Grade: 35
Subject(s): Counting
Required products: Tool Factory Word Processor
Computer LCD Projector or TV Student Classwork Sheet Markers Power Point
Students will be able to identify what a decimal is, and how to formulate decimals.
1) Have students sit on the carpet where they can see the computer screen/LCD projector screen/TV 2) Bring up the Power Point called "What is a Decimal?" 3) Walk through the Power Point with the students and stop along the way for questions and descriptions of the concepts. 4) After you have gone through the PowerPoint with the students, give them a short break, and send them back to their desks. 5) Hand out blank sheets and markers to each student. Tell them that they are going to try and write some decimals on their sheets. Say some numbers such as 3.15, 14.32, etc. 6) Break students into teams. Write numbers on the board and ask students to discuss with their teams first, then identify the decimals (think, pair, share). 7) Next you can play a team game with the students, just to liven it up, write two decimals on the board. Give every team a chance to try and answer every question for a point. Give a total of ten questions asking which decimal is larger. Each team must write the answer on their sheets and the whole team must agree on the correct answer. a) 4.3 or 4.03 b) 12.4 or 12.04 c) 12.12 or 12.1 d) 5.03 or 5.003 e) 124.05 or 124.056 f) 14.98 or 14.098 g) 67.12 or 67.123 h) 38.029 or 38.02 i) 32.45 or 32.4 j) 62.75 or 63.75 8) Finally, have the students practice on their own using the classwork sheet that is attached.
Students that are showing great mastery of decimals to the hundredths should move on to larger decimals and begin putting them in order from least to greatest.
Learning decimals can be connected to a weight lesson in science.

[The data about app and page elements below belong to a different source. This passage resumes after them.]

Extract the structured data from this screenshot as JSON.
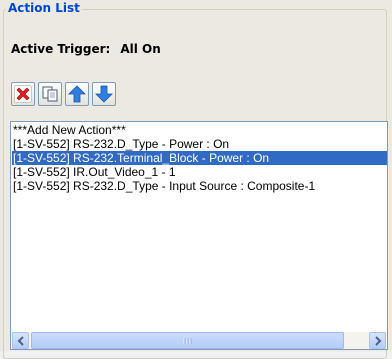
{
  "group": {
    "title": "Action List"
  },
  "trigger": {
    "label": "Active Trigger:",
    "value": "All On"
  },
  "toolbar": {
    "buttons": [
      {
        "name": "delete-action-button",
        "icon": "delete-x-icon"
      },
      {
        "name": "copy-action-button",
        "icon": "copy-icon"
      },
      {
        "name": "move-up-button",
        "icon": "arrow-up-icon"
      },
      {
        "name": "move-down-button",
        "icon": "arrow-down-icon"
      }
    ]
  },
  "list": {
    "items": [
      {
        "text": "***Add New Action***",
        "selected": false
      },
      {
        "text": "[1-SV-552] RS-232.D_Type - Power : On",
        "selected": false
      },
      {
        "text": "[1-SV-552] RS-232.Terminal_Block - Power : On",
        "selected": true
      },
      {
        "text": "[1-SV-552] IR.Out_Video_1 - 1",
        "selected": false
      },
      {
        "text": "[1-SV-552] RS-232.D_Type - Input Source : Composite-1",
        "selected": false
      }
    ]
  },
  "colors": {
    "title": "#0046d5",
    "selection": "#316ac5",
    "delete": "#e02020",
    "arrow": "#2f7fe0"
  }
}
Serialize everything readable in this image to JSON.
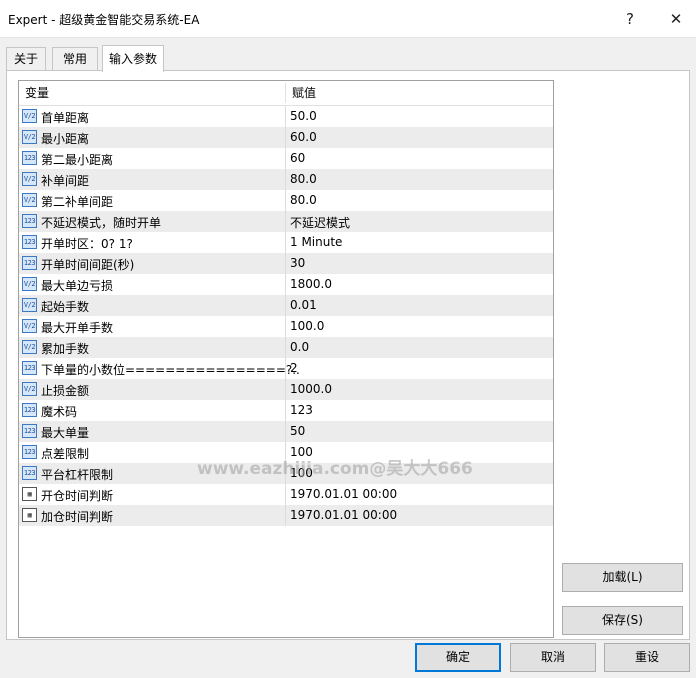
{
  "window": {
    "title": "Expert - 超级黄金智能交易系统-EA",
    "help_glyph": "?",
    "close_glyph": "✕"
  },
  "tabs": [
    {
      "label": "关于"
    },
    {
      "label": "常用"
    },
    {
      "label": "输入参数",
      "active": true
    }
  ],
  "table": {
    "headers": {
      "variable": "变量",
      "value": "赋值"
    },
    "rows": [
      {
        "icon": "double-value-icon",
        "icon_text": "V/2",
        "name": "首单距离",
        "value": "50.0"
      },
      {
        "icon": "double-value-icon",
        "icon_text": "V/2",
        "name": "最小距离",
        "value": "60.0"
      },
      {
        "icon": "integer-value-icon",
        "icon_text": "123",
        "name": "第二最小距离",
        "value": "60"
      },
      {
        "icon": "double-value-icon",
        "icon_text": "V/2",
        "name": "补单间距",
        "value": "80.0"
      },
      {
        "icon": "double-value-icon",
        "icon_text": "V/2",
        "name": "第二补单间距",
        "value": "80.0"
      },
      {
        "icon": "integer-value-icon",
        "icon_text": "123",
        "name": "不延迟模式，随时开单",
        "value": "不延迟模式"
      },
      {
        "icon": "integer-value-icon",
        "icon_text": "123",
        "name": "开单时区：0? 1?",
        "value": "1 Minute"
      },
      {
        "icon": "integer-value-icon",
        "icon_text": "123",
        "name": "开单时间间距(秒)",
        "value": "30"
      },
      {
        "icon": "double-value-icon",
        "icon_text": "V/2",
        "name": "最大单边亏损",
        "value": "1800.0"
      },
      {
        "icon": "double-value-icon",
        "icon_text": "V/2",
        "name": "起始手数",
        "value": "0.01"
      },
      {
        "icon": "double-value-icon",
        "icon_text": "V/2",
        "name": "最大开单手数",
        "value": "100.0"
      },
      {
        "icon": "double-value-icon",
        "icon_text": "V/2",
        "name": "累加手数",
        "value": "0.0"
      },
      {
        "icon": "integer-value-icon",
        "icon_text": "123",
        "name": "下单量的小数位================?..",
        "value": "2"
      },
      {
        "icon": "double-value-icon",
        "icon_text": "V/2",
        "name": "止损金额",
        "value": "1000.0"
      },
      {
        "icon": "integer-value-icon",
        "icon_text": "123",
        "name": "魔术码",
        "value": "123"
      },
      {
        "icon": "integer-value-icon",
        "icon_text": "123",
        "name": "最大单量",
        "value": "50"
      },
      {
        "icon": "integer-value-icon",
        "icon_text": "123",
        "name": "点差限制",
        "value": "100"
      },
      {
        "icon": "integer-value-icon",
        "icon_text": "123",
        "name": "平台杠杆限制",
        "value": "100"
      },
      {
        "icon": "datetime-value-icon",
        "icon_text": "▦",
        "name": "开仓时间判断",
        "value": "1970.01.01 00:00"
      },
      {
        "icon": "datetime-value-icon",
        "icon_text": "▦",
        "name": "加仓时间判断",
        "value": "1970.01.01 00:00"
      }
    ]
  },
  "watermark": "www.eazhijia.com@吴大大666",
  "side_buttons": {
    "load": "加载(L)",
    "save": "保存(S)"
  },
  "footer_buttons": {
    "ok": "确定",
    "cancel": "取消",
    "reset": "重设"
  }
}
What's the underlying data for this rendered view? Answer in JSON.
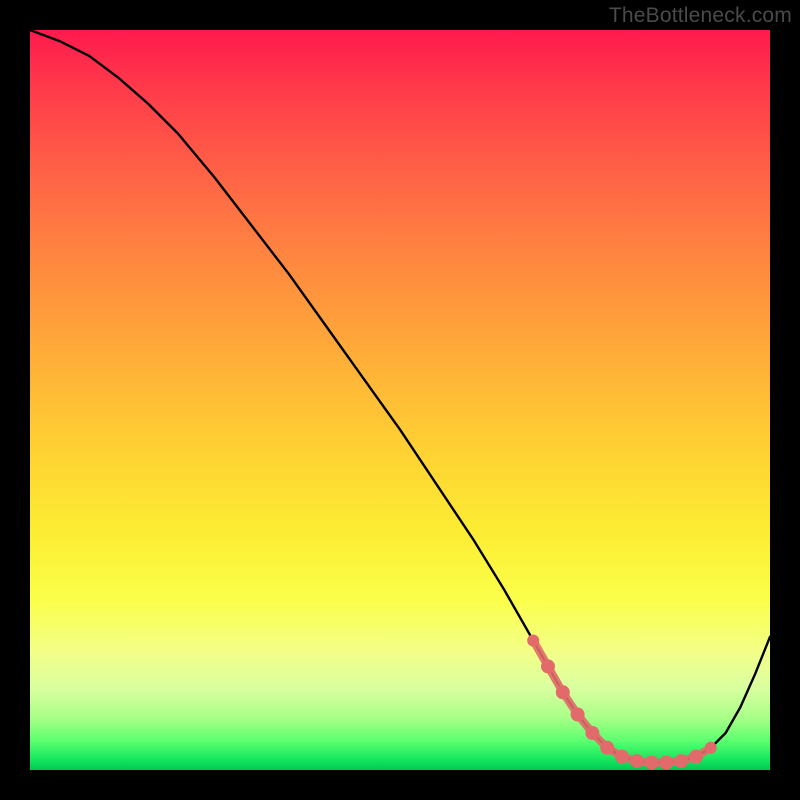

Mac users: To download, ctrlclick on the worksheet and choose "save link to disk" Class work made in Tool Factory Word Processor PowerPoint demonstration  Overview of decimals